​​​Academic Data Analytics


ADA campus photo grid
Data-Driven Decision-Making

The Academic Data Analytics (ADA) unit is designed to provide data-driven decision-making into the hands of stakeholders at the University of Oregon, while building a body of research that can be generalized to other higher education institutions. The unit emphasizes research on student and faculty success in a variety of research areas and technical methods.

We envision the unit as one that pushes the boundaries of what is possible in higher education research, through the exploration of machine learning and other advanced methods of analysis. The goal is to use these techniques to more efficiently distribute resources (in predicting student success), determining what the main issues are (in using text analytics), and to uncover any issues that are a hindrance to student success (in focusing on a specific subgroup of students or their paths to graduation).

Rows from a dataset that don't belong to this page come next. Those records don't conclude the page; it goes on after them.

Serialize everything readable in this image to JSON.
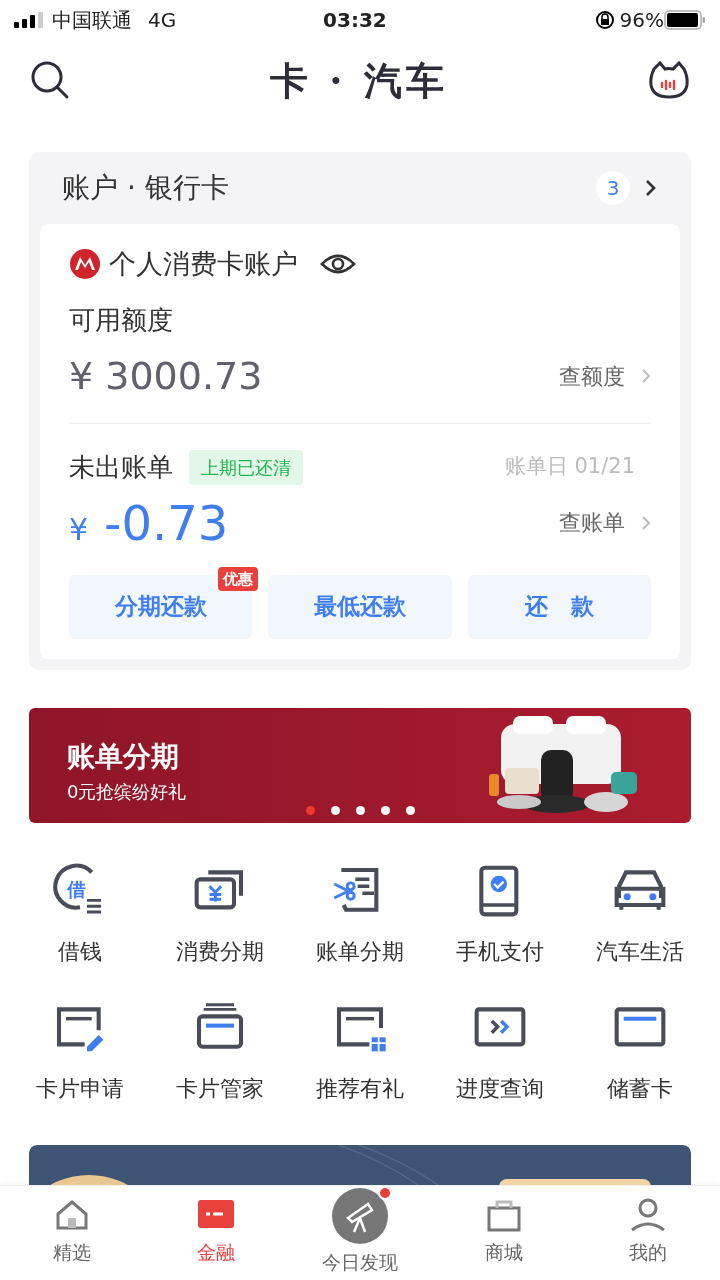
{
  "status_bar": {
    "carrier": "中国联通",
    "network": "4G",
    "time": "03:32",
    "battery": "96%"
  },
  "header": {
    "title": "卡 · 汽车"
  },
  "account": {
    "title": "账户 · 银行卡",
    "count": "3",
    "card": {
      "name": "个人消费卡账户",
      "available_label": "可用额度",
      "available": "¥ 3000.73",
      "quota_link": "查额度",
      "bill_label": "未出账单",
      "bill_tag": "上期已还清",
      "bill_date": "账单日 01/21",
      "bill_currency": "¥",
      "bill_amount": "-0.73",
      "bill_link": "查账单",
      "buttons": [
        {
          "label": "分期还款",
          "badge": "优惠"
        },
        {
          "label": "最低还款"
        },
        {
          "label": "还　款"
        }
      ]
    }
  },
  "banner": {
    "title": "账单分期",
    "subtitle": "0元抢缤纷好礼",
    "dots": [
      {
        "selected": true
      },
      {
        "selected": false
      },
      {
        "selected": false
      },
      {
        "selected": false
      },
      {
        "selected": false
      }
    ]
  },
  "shortcuts": [
    {
      "kind": "borrow",
      "icon_text": "借",
      "label": "借钱"
    },
    {
      "kind": "installment",
      "label": "消费分期"
    },
    {
      "kind": "bill",
      "label": "账单分期"
    },
    {
      "kind": "phone",
      "label": "手机支付"
    },
    {
      "kind": "car",
      "label": "汽车生活"
    },
    {
      "kind": "apply",
      "label": "卡片申请"
    },
    {
      "kind": "manage",
      "label": "卡片管家"
    },
    {
      "kind": "refer",
      "label": "推荐有礼"
    },
    {
      "kind": "progress",
      "label": "进度查询"
    },
    {
      "kind": "debit",
      "label": "储蓄卡"
    }
  ],
  "tabs": [
    {
      "kind": "home",
      "label": "精选",
      "selected": false,
      "badge": false
    },
    {
      "kind": "finance",
      "label": "金融",
      "selected": true,
      "badge": false
    },
    {
      "kind": "discover",
      "label": "今日发现",
      "selected": false,
      "badge": true
    },
    {
      "kind": "shop",
      "label": "商城",
      "selected": false,
      "badge": false
    },
    {
      "kind": "me",
      "label": "我的",
      "selected": false,
      "badge": false
    }
  ]
}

Areas of Focus:

The ADA unit aims to have research products that are actionable, rapidly produced, and in formats that are easy to use for university stakeholders and higher education researchers alike.

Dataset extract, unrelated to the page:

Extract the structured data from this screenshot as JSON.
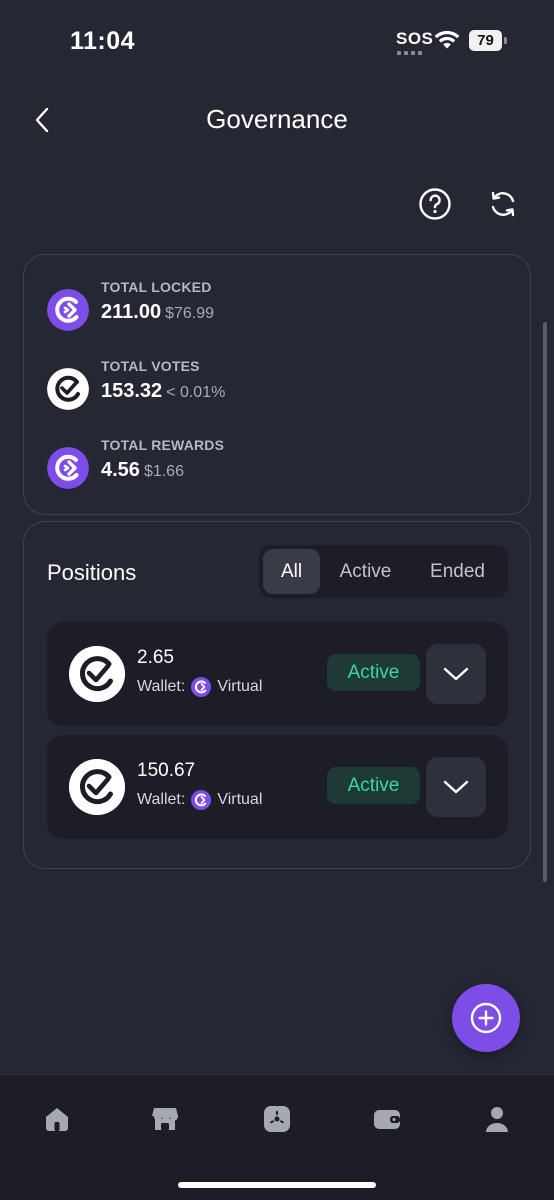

The unit will focus on four main technical areas: 


for the purposes of fairly and equitably predicting academic outcomes

2. TEXT analytics

to determine sentiment and themes in written feedback


To measure the effectiveness of programs and policies


to help uncover barriers to student and faculty success

Our Research

Combating inequity is a core priority for ADA, and the unit will have a strong focus on issues surrounding diversity, equity, and inclusion (DEI). All research will begin to attend to these areas through the inclusion of variables such as gender, race, ethnicity, first generation status, and Pell eligibility status. Accordingly, all efforts to predict student success will remain closely focused on bias, fairness, and equity throughout the research process, and researchers will employ state-of-the-art algorithms to quantify and mitigate bias in all models and predictions.

Wherever feasible, predictive models will be optimized to actively combat historical inequities, not just disregard them. Predictions will be disseminated only once they are deemed sufficiently free from all forms of algorithmic bias and unfairness. To support its diverse research initiatives, ADA will seek input from subject matter experts to ensure that staff thoroughly understand issues of bias and equity as they manifest in each area. Researchers will document the process of quantifying and mitigating bias in each analysis and publish this insight as a key part of study methodology. In so doing, ADA hopes that other researchers and practitioners may benefit from its work in this space, advancing equity not only at the University of Oregon, but at other higher education institutions.

What are the characteristics of transfer students, and how efficiently do their credits transfer? How accurately can we predict their graduation outcomes?

What kinds of topics do students write about in their student experience surveys? Has the change to a more structured survey format reduced potential biases in responses?

How accurately can we predict second-term persistence for students who enter the university? How can we use techniques to help mitigate potential biases in our predictions?

How long does it take junior tenure-track faculty members to achieve tenure? How does this length of time vary by faculty characteristics?


For Students:

Are you interested in using data to help improve the academic experience for you and your fellow students? If so, please contact us for internship and other partnership opportunities!